New home construction in Canada could fall by nearly a third (32 per cent) this year compared to 2022 and may not see a recovery until 2025, according to the spring Housing Market Outlook 2023 from Canada Mortgage and Housing Corp.(CMHC).
“We expect housing starts to see a significant decline in 2023, due to constraints in new construction. These include labour shortages and elevated costs of materials in the construction sector, combined with higher project financing costs from increased interest rates,” said Gustavo Durango, CMHC senior economist, market insights.
The three Prairie provinces will outperform, with the federal housing agency forecasting “a much smaller housing start decline” as compared to the national average.
The largest Prairies’ city, Calgary, for example, is forecast to see a total of 17,400 starts this year, up about 100 units from 2022.
Meanwhile, first-quarter data shows Metro Vancouver new-home construction is already blowing past CMHC projections.
CMHC says Canada-wide residential starts could fall as low as 176,890 units this year, down from 261,849 in 2022. Its base case scenario calls for a 19 per cent decrease in starts across the country, provided interest rates remain stable and the economy does not sink into a recession.
The Prairie provinces will outperform, CMHC forecasts, saying this is due to:
- the positive impact from high interprovincial migration from other regions over the forecast period;
- relatively healthy ownership affordability due to relatively low home prices; and
- generally stronger economic outlook.
CMHC’s outlook for a “sharp decline” in B.C. housing starts this year, however, defies the current new-home construction pace in the province’s biggest market.
In the first quarter of 2023, 7,318 new homes started in Metro Vancouver, up nearly 70 per cent from the same period last year, according to CMHC’s own data. Purpose-built rental housing starts were up 50 per cent in the same period, to 1,988 units.
Still, CMHC sees Vancouver area starts declining in 2023, with a worst-case scenario of just 18,700 new units and a best case of 26,100, compared to 25,983 new home starts in 2002.
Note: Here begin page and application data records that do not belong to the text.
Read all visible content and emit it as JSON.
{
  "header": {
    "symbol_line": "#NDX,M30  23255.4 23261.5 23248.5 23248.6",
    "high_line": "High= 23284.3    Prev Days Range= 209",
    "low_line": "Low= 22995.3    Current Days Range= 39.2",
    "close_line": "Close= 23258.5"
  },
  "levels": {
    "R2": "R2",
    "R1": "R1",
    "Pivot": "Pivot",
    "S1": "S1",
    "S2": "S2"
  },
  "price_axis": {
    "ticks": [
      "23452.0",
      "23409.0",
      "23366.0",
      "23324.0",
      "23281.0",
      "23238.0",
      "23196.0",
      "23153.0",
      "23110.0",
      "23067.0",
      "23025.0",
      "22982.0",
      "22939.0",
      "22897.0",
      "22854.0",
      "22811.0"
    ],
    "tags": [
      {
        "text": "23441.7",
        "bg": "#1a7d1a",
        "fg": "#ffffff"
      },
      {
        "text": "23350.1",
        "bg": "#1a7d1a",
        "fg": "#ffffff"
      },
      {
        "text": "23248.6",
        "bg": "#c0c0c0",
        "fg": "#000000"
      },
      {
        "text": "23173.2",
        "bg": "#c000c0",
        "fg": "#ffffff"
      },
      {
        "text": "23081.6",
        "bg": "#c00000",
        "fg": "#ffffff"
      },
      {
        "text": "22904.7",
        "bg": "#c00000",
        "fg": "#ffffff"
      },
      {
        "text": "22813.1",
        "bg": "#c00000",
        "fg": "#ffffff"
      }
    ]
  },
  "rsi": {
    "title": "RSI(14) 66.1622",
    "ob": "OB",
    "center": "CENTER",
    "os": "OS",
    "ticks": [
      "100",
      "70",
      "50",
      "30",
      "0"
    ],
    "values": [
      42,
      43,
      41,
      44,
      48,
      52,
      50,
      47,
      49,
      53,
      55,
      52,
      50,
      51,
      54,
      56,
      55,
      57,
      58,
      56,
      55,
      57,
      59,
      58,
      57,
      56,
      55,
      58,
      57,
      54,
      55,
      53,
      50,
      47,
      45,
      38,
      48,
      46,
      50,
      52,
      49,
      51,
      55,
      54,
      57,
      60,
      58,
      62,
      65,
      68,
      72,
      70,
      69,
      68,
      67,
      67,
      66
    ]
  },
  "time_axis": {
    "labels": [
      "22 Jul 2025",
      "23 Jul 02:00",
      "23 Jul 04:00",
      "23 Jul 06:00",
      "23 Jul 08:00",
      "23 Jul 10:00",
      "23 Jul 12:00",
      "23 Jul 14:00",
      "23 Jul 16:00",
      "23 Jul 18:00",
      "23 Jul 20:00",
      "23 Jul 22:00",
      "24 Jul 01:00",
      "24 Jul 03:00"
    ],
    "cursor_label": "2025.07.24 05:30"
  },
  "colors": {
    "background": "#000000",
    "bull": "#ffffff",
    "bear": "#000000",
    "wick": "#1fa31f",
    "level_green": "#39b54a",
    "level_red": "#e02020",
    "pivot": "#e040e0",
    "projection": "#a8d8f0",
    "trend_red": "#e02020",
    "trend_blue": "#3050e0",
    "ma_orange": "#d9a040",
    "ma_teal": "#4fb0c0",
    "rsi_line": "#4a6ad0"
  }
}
“Starts will fall because developers face a shrinking customer base for condominiums, in addition to elevated construction and financing costs,” said Branden Batch, CMHC senior analyst in Vancouver.
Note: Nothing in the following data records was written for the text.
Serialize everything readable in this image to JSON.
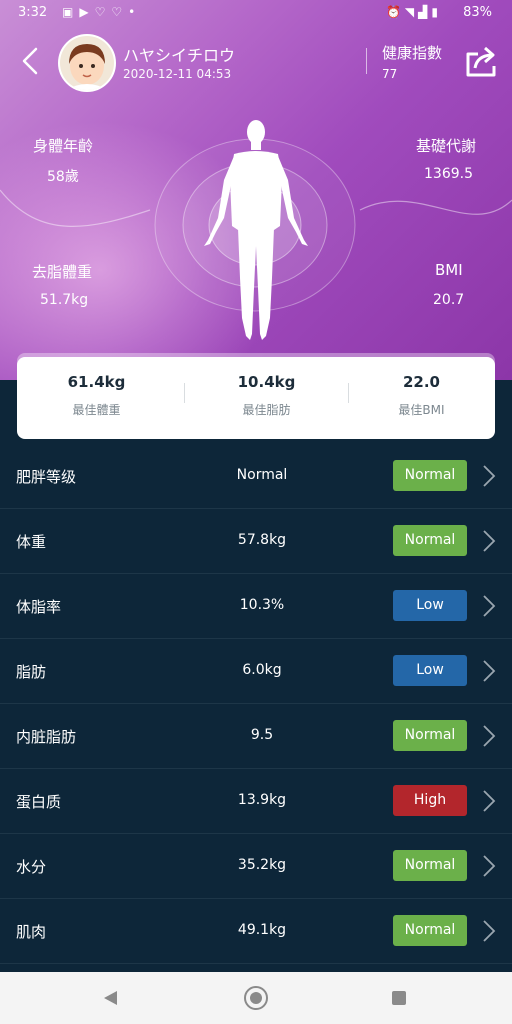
{
  "status_bar": {
    "time": "3:32",
    "battery": "83%",
    "left_icons": [
      "image-icon",
      "youtube-icon",
      "heart-icon",
      "heart-icon",
      "dot-icon"
    ],
    "right_icons": [
      "alarm-icon",
      "wifi-icon",
      "signal-icon",
      "battery-icon"
    ]
  },
  "header": {
    "user_name": "ハヤシイチロウ",
    "datetime": "2020-12-11 04:53",
    "health_index_label": "健康指數",
    "health_index_value": "77"
  },
  "metrics": {
    "body_age": {
      "label": "身體年齡",
      "value": "58歲"
    },
    "bmr": {
      "label": "基礎代謝",
      "value": "1369.5"
    },
    "lean_mass": {
      "label": "去脂體重",
      "value": "51.7kg"
    },
    "bmi": {
      "label": "BMI",
      "value": "20.7"
    }
  },
  "summary_card": [
    {
      "value": "61.4kg",
      "label": "最佳體重"
    },
    {
      "value": "10.4kg",
      "label": "最佳脂肪"
    },
    {
      "value": "22.0",
      "label": "最佳BMI"
    }
  ],
  "status_colors": {
    "Normal": "#6bb04a",
    "Low": "#2467a8",
    "High": "#b3262c"
  },
  "rows": [
    {
      "name": "肥胖等级",
      "value": "Normal",
      "status": "Normal"
    },
    {
      "name": "体重",
      "value": "57.8kg",
      "status": "Normal"
    },
    {
      "name": "体脂率",
      "value": "10.3%",
      "status": "Low"
    },
    {
      "name": "脂肪",
      "value": "6.0kg",
      "status": "Low"
    },
    {
      "name": "内脏脂肪",
      "value": "9.5",
      "status": "Normal"
    },
    {
      "name": "蛋白质",
      "value": "13.9kg",
      "status": "High"
    },
    {
      "name": "水分",
      "value": "35.2kg",
      "status": "Normal"
    },
    {
      "name": "肌肉",
      "value": "49.1kg",
      "status": "Normal"
    }
  ]
}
However, if the current new residential construction pace is maintained, it would produce more than 29,000 starts this year in Metro Vancouver, the highest level in at least three years.